→ Data provided
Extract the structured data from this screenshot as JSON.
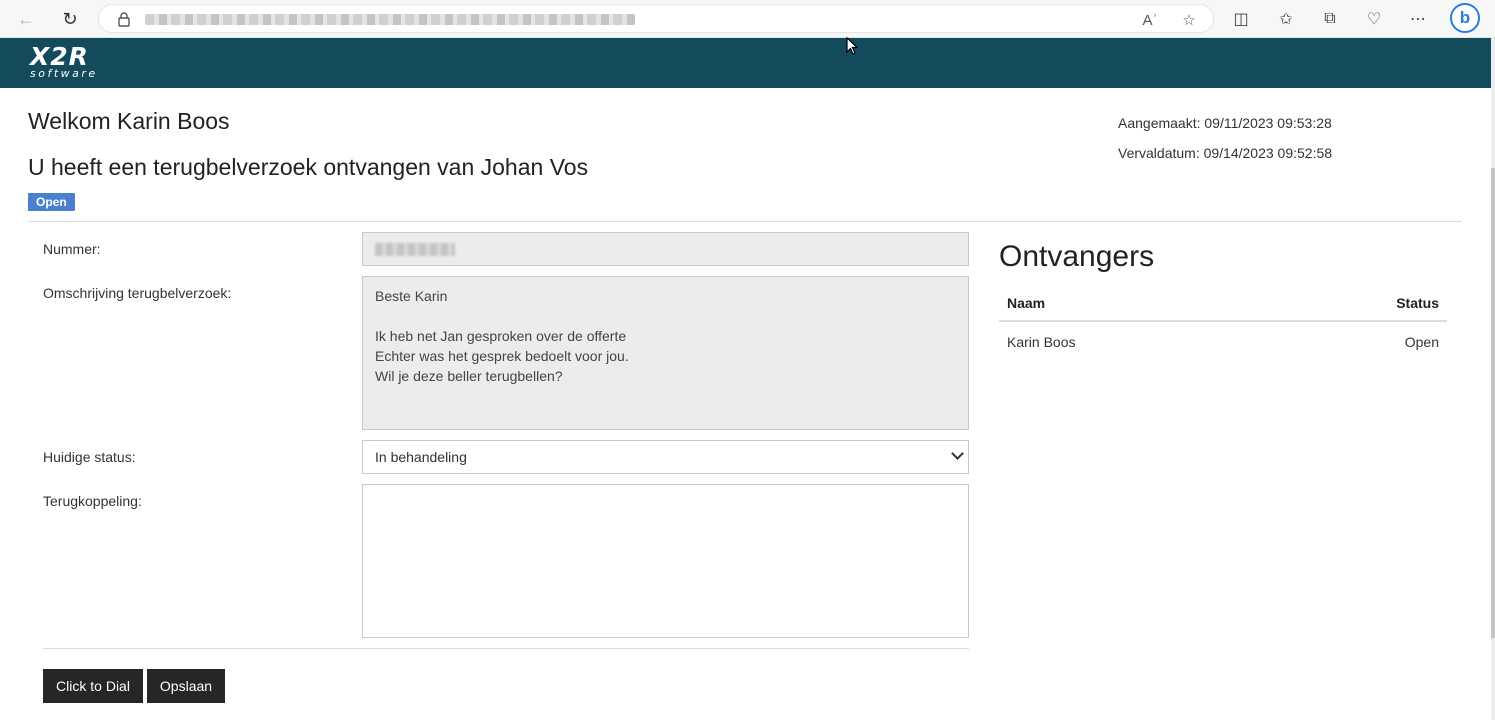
{
  "app": {
    "logo_main": "X2R",
    "logo_sub": "software"
  },
  "page": {
    "welcome": "Welkom Karin Boos",
    "subtitle": "U heeft een terugbelverzoek ontvangen van Johan Vos",
    "status_badge": "Open",
    "created_label": "Aangemaakt: 09/11/2023 09:53:28",
    "due_label": "Vervaldatum: 09/14/2023 09:52:58"
  },
  "form": {
    "number_label": "Nummer:",
    "description_label": "Omschrijving terugbelverzoek:",
    "description_value": "Beste Karin\n\nIk heb net Jan gesproken over de offerte\nEchter was het gesprek bedoelt voor jou.\nWil je deze beller terugbellen?",
    "status_label": "Huidige status:",
    "status_value": "In behandeling",
    "feedback_label": "Terugkoppeling:",
    "feedback_value": ""
  },
  "buttons": {
    "dial": "Click to Dial",
    "save": "Opslaan"
  },
  "recipients": {
    "title": "Ontvangers",
    "col_name": "Naam",
    "col_status": "Status",
    "rows": [
      {
        "name": "Karin Boos",
        "status": "Open"
      }
    ]
  },
  "colors": {
    "header_bg": "#134a5c",
    "badge_bg": "#4a7fd1",
    "button_bg": "#262626"
  }
}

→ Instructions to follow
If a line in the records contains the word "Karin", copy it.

→ Expected answer
    "welcome": "Welkom Karin Boos",
    "description_value": "Beste Karin\n\nIk heb net Jan gesproken over de offerte\nEchter was het gesprek bedoelt voor jou.\nWil je deze beller terugbellen?",
        "name": "Karin Boos",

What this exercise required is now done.